Novel highly efficient and brilliant gamma-ray source: Based on model calculations, physicists of the Max PIanck Institute for Nuclear Physics in Heidelberg propose a novel method for an efficient high-brilliance gamma-ray source. A giant collimated gamma-ray pulse is generated from the interaction of a dense ultra-relativistic electron beam with a thin solid conductor. Energetic gamma-rays are copiously produced as the electron beam splits into filaments while propagating across the conductor. The resulting gamma-ray energy and flux enable novel experiments in nuclear and fundamental physics.

The typical wavelength of light interacting with an object of the microcosm scales with the size of this object. For atoms, this ranges from visible light to...

All Focus news of the innovation-report >>>

Anzeige

Anzeige

VideoLinks
Industry & Economy
Event News

Invitation to the upcoming "Current Topics in Bioinformatics: Big Data in Genomics and Medicine"

13.04.2018 | Event News

Unique scope of UV LED technologies and applications presented in Berlin: ICULTA-2018

12.04.2018 | Event News

IWOLIA: A conference bringing together German Industrie 4.0 and French Industrie du Futur

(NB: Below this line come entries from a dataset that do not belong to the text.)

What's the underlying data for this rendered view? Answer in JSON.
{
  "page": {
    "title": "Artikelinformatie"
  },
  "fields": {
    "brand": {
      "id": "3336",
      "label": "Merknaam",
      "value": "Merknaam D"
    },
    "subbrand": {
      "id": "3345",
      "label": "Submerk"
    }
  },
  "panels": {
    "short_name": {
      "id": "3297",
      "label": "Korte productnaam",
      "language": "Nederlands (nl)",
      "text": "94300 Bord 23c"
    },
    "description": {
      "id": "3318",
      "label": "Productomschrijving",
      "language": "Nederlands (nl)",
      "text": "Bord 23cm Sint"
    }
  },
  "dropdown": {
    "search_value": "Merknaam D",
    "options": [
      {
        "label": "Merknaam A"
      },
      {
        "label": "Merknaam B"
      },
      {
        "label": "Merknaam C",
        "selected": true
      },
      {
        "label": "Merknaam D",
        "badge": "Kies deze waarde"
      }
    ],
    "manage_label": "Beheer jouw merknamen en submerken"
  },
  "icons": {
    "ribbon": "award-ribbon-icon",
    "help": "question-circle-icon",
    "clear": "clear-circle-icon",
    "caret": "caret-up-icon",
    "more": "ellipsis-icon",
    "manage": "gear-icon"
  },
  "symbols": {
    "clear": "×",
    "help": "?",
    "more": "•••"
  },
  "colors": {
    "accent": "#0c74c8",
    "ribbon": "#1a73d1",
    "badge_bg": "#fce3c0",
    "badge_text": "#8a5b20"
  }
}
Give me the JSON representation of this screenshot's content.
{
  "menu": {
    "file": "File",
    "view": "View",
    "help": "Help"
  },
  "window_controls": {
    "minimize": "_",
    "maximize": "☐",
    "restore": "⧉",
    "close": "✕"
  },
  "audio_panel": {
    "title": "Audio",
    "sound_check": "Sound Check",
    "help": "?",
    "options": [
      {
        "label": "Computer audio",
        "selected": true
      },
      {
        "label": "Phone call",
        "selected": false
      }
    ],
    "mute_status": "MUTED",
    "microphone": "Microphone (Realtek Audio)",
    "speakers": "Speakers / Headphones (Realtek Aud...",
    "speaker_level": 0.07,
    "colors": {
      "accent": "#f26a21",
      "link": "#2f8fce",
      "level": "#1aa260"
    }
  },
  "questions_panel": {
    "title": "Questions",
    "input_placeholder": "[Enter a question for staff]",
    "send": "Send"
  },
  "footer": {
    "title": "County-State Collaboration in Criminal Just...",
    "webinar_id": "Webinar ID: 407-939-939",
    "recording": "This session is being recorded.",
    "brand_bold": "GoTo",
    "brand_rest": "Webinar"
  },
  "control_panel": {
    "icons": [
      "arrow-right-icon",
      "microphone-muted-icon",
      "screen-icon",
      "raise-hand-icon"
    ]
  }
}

09.04.2018 | Event News

 
Latest News

Quantum Technology for Advanced Imaging – QUILT

24.04.2018 | Information Technology

AWI researchers measure a record concentration of microplastic in arctic sea ice

24.04.2018 | Earth Sciences

Complete skin regeneration system of fish unraveled

24.04.2018 | Life Sciences

VideoLinks
Science & Research
Overview of more VideoLinks >>>